Extend Your Marketing Stack to the Show Floor - Part 2

Bringing your Marketing Stack to the Show Floor

Many companies have mastered deploying technology to track and measure web-based customer and prospect activity well, both implicitly and explicitly through forms. This is not the case for face to face events, where a large percentage of face to face activity is tracked by the event team and for the event team only. It’s hard getting this data into their Marketing Stack. There are steps though, that you can take which require rethinking how you deploy your marketing technology stack pre-event and your data capture technology during the event. Having a prepped robust and integrated marketing stack before you hit the show floor is one of the most important steps you can take to contribute to the success of your business. After all, if you have an event and meet a lot of people but don’t track or utilize the data you capture, then was it really worth the investment{{image}}   To help you get your marketing stack ready to use at events, we created a quick checklist that will make a big difference from the start.

Correlate your online content with your face to face content

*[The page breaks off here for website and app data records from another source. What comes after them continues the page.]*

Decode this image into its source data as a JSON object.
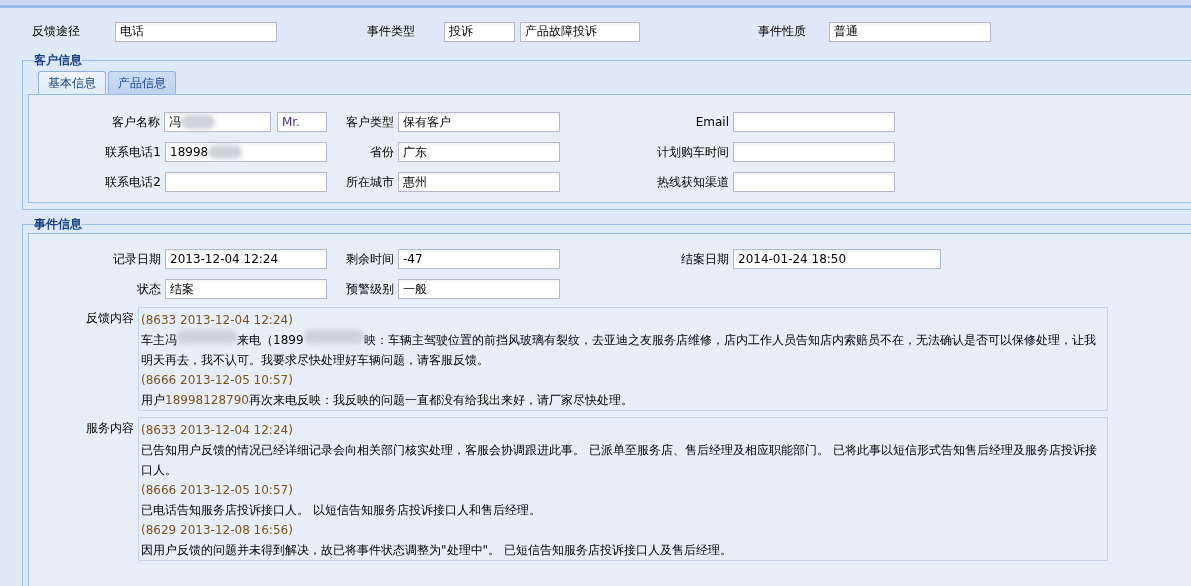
{
  "top_fields": [
    {
      "label": "反馈途径",
      "values": [
        "电话"
      ]
    },
    {
      "label": "事件类型",
      "values": [
        "投诉",
        "产品故障投诉"
      ]
    },
    {
      "label": "事件性质",
      "values": [
        "普通"
      ]
    }
  ],
  "customer_info": {
    "title": "客户信息",
    "tabs": [
      {
        "label": "基本信息",
        "selected": true
      },
      {
        "label": "产品信息",
        "selected": false
      }
    ],
    "rows": [
      [
        {
          "label": "客户名称",
          "value": "冯",
          "redacted": true,
          "suffix": "Mr."
        },
        {
          "label": "客户类型",
          "value": "保有客户"
        },
        {
          "label": "Email"
        }
      ],
      [
        {
          "label": "联系电话1",
          "value": "18998",
          "redacted": true
        },
        {
          "label": "省份",
          "value": "广东"
        },
        {
          "label": "计划购车时间"
        }
      ],
      [
        {
          "label": "联系电话2"
        },
        {
          "label": "所在城市",
          "value": "惠州"
        },
        {
          "label": "热线获知渠道"
        }
      ]
    ]
  },
  "event_info": {
    "title": "事件信息",
    "rows": [
      [
        {
          "label": "记录日期",
          "value": "2013-12-04 12:24"
        },
        {
          "label": "剩余时间",
          "value": "-47"
        },
        {
          "label": "结案日期",
          "value": "2014-01-24 18:50"
        }
      ],
      [
        {
          "label": "状态",
          "value": "结案"
        },
        {
          "label": "预警级别",
          "value": "一般"
        }
      ]
    ],
    "logs": [
      {
        "label": "反馈内容",
        "entries": [
          {
            "stamp": "(8633 2013-12-04 12:24)",
            "parts": [
              {
                "kind": "text",
                "text": "车主冯"
              },
              {
                "kind": "redacted"
              },
              {
                "kind": "text",
                "text": "来电（1899"
              },
              {
                "kind": "redacted"
              },
              {
                "kind": "text",
                "text": "映：车辆主驾驶位置的前挡风玻璃有裂纹，去亚迪之友服务店维修，店内工作人员告知店内索赔员不在，无法确认是否可以保修处理，让我明天再去，我不认可。我要求尽快处理好车辆问题，请客服反馈。"
              }
            ]
          },
          {
            "stamp": "(8666 2013-12-05 10:57)",
            "parts": [
              {
                "kind": "text",
                "text": "用户"
              },
              {
                "kind": "number",
                "text": "18998128790"
              },
              {
                "kind": "text",
                "text": "再次来电反映：我反映的问题一直都没有给我出来好，请厂家尽快处理。"
              }
            ]
          }
        ]
      },
      {
        "label": "服务内容",
        "entries": [
          {
            "stamp": "(8633 2013-12-04 12:24)",
            "parts": [
              {
                "kind": "text",
                "text": "已告知用户反馈的情况已经详细记录会向相关部门核实处理，客服会协调跟进此事。 已派单至服务店、售后经理及相应职能部门。 已将此事以短信形式告知售后经理及服务店投诉接口人。"
              }
            ]
          },
          {
            "stamp": "(8666 2013-12-05 10:57)",
            "parts": [
              {
                "kind": "text",
                "text": "已电话告知服务店投诉接口人。 以短信告知服务店投诉接口人和售后经理。"
              }
            ]
          },
          {
            "stamp": "(8629 2013-12-08 16:56)",
            "parts": [
              {
                "kind": "text",
                "text": "因用户反馈的问题并未得到解决，故已将事件状态调整为\"处理中\"。 已短信告知服务店投诉接口人及售后经理。"
              }
            ]
          }
        ]
      }
    ]
  }
}
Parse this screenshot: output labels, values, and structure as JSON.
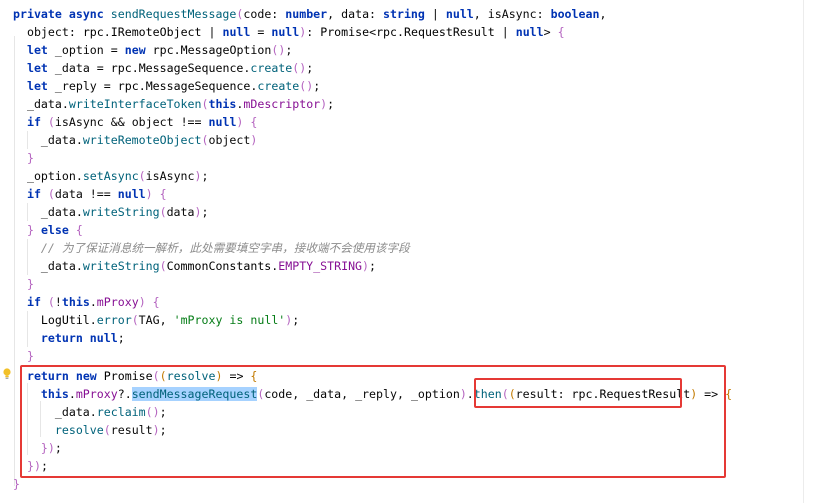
{
  "lines": [
    "private async sendRequestMessage(code: number, data: string | null, isAsync: boolean,",
    "  object: rpc.IRemoteObject | null = null): Promise<rpc.RequestResult | null> {",
    "  let _option = new rpc.MessageOption();",
    "  let _data = rpc.MessageSequence.create();",
    "  let _reply = rpc.MessageSequence.create();",
    "  _data.writeInterfaceToken(this.mDescriptor);",
    "  if (isAsync && object !== null) {",
    "    _data.writeRemoteObject(object)",
    "  }",
    "  _option.setAsync(isAsync);",
    "  if (data !== null) {",
    "    _data.writeString(data);",
    "  } else {",
    "    // 为了保证消息统一解析，此处需要填空字串，接收端不会使用该字段",
    "    _data.writeString(CommonConstants.EMPTY_STRING);",
    "  }",
    "  if (!this.mProxy) {",
    "    LogUtil.error(TAG, 'mProxy is null');",
    "    return null;",
    "  }",
    "  return new Promise((resolve) => {",
    "    this.mProxy?.sendMessageRequest(code, _data, _reply, _option).then((result: rpc.RequestResult) => {",
    "      _data.reclaim();",
    "      resolve(result);",
    "    });",
    "  });",
    "}"
  ],
  "colors": {
    "keyword": "#0033b3",
    "function": "#00627a",
    "property": "#871094",
    "string": "#067d17",
    "comment": "#8c8c8c",
    "highlight": "#a6d2ff",
    "annotation_box": "#e53935"
  },
  "gutter": {
    "icon": "lightbulb-icon"
  }
}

There is no difference between someone visiting your website to watch a video versus watching a live product demonstration at a face to face event. You’re probably tracking online video activity very well within your technology stack. Do this as well when someone participates and engages with content at an event by creating a repository within your technology stack for this activity. It is our belief face to face content will have a greater impact in making a decision to buy.

Have your attendee tracking and data capture strategy in place to align with #1 above

At the event, make sure you’re tracking attendee activity that aligns with your content strategy. Whether you will be scanning participants’ name badges or tracking activity implicitly via BLE or RFID, make sure you know when an attendee participates or engages with your content. Set a new list specifically for each engagement and start a new campaign to automatically send an introductory message once the recipient is added to that list to extend beyond the event content.

Provide attendees the opportunity to “opt-in” via mobile feedback tools

How often have you attended a session or product demonstration, loved the content and was eager to ask the speaker questions?  Allow and encourage your attendees to “raise their hand” if they want to learn more, and make sure your technology stack know this through unique member status values within the list.

Follow up personally

B2B or not, it’s the personal connections that drive most business relationships. If you talk to someone at an event, make sure to follow up with them with a personal email or phone call, especially if they raised their hand. If you didn’t, do reach out and introduce yourself, still. Try not to approach this correspondence as sales, but as a normal human introduction. Offer assistance with any questions, a time to meet and/or connect them with someone they might like.

Don’t be pushy/don’t overwhelm them with promotions

No one likes to be sold to. When setting up your automated email cadence, try to spread its timeline over 30 or 60 days. Subtle reminders and personal notes will work much better than daily calls and mindless coupons.

Be in touch with your sales team

Work together with your sales team to show you are an integrated team, working to help your customer succeed, together. Make sure your messaging is on point, don’t repeat or overlap your outreach and simply work together to help the customer, not yourself.   There are a lot of components to apply a marketing stack to your event marketing. Creating an integrated system is essential to the success of your company. What are your suggestions on building a powerful collection?